There are two important things that come out of this simple definition. The first is that the true measure of the level of education is not how many people are in school or attended some school but how much they learned while in school. The skills or knowledge is what counts rather than the certificate. Measuring literacy by how many people attended primary school or secondary school doesn’t paint a true picture of how literate a society is. The most common way of properly measuring this is by looking at scores from standardised tests, although i must point out that is not perfect either. Looking at WAEC pass rates for instance. The second issue is about how much money, time and effort SOCIETY spends on education. The key point here is SOCIETY. Society is not the government. Society is the government plus the people. In this context the best case scenario is for SOCIETY to spend as much money, time and effort on education to consistently increase the average level of literacy and the absolute number of highly skilled members of society.
Does free education help achieve this goal? Probably not. Most case studies that examine the introduction of free public education find mostly negative consequences on the overall quality of education although enrolment rates rise. The problem is that although free education increases access to education it reduces the overall investment in education by the society. The government spends more but people spend a lot less. The eventual outcome is that society is spending less on education and less is bad.
Another issue with free education is the manner in which it is administered. Usually in some form of government run public education system. In most cases this affects the level of effort put in by schools and teachers. Government run public education screws up the incentives. Teachers don’t get any extra benefit from being better teachers. Schools don’t get any extra benefit from being better schools. The goal is to do what they have to do ensure that the budgets are signed and their salaries are paid. They therefore don’t put in as much effort as they would if they were directly accountable to paying students.
The point of all this is that increasing the level of education requires a lot more thought than just “free education for all”. The recent high failure rates in WAEC and NECO suggest that although the government has spent more on education and tried (maybe not genuinely) to boost education has not had the desired results.
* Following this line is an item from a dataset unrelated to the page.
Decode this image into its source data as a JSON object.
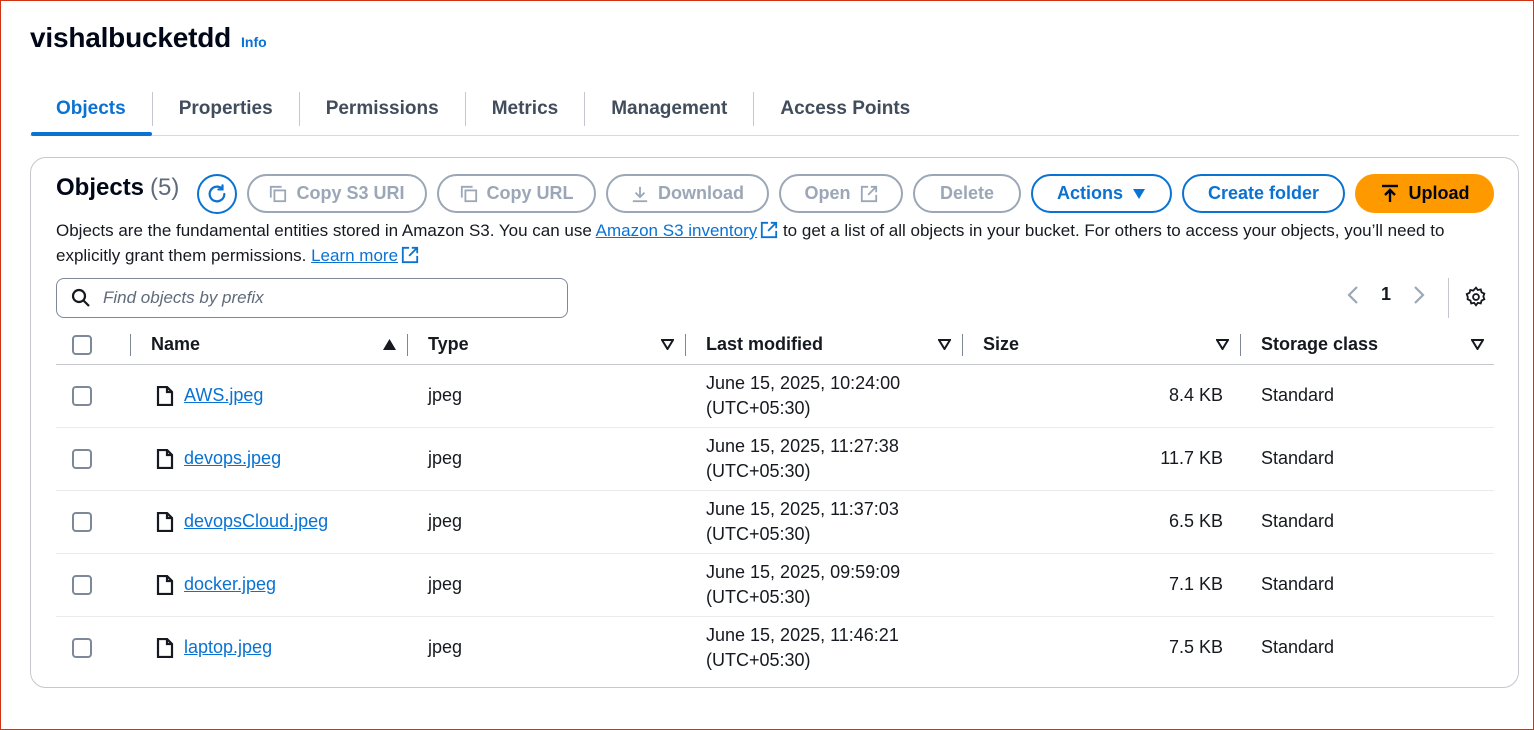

Giving the poor the same access and opportunities is a big challenge but it can be solved without destroying the entire system.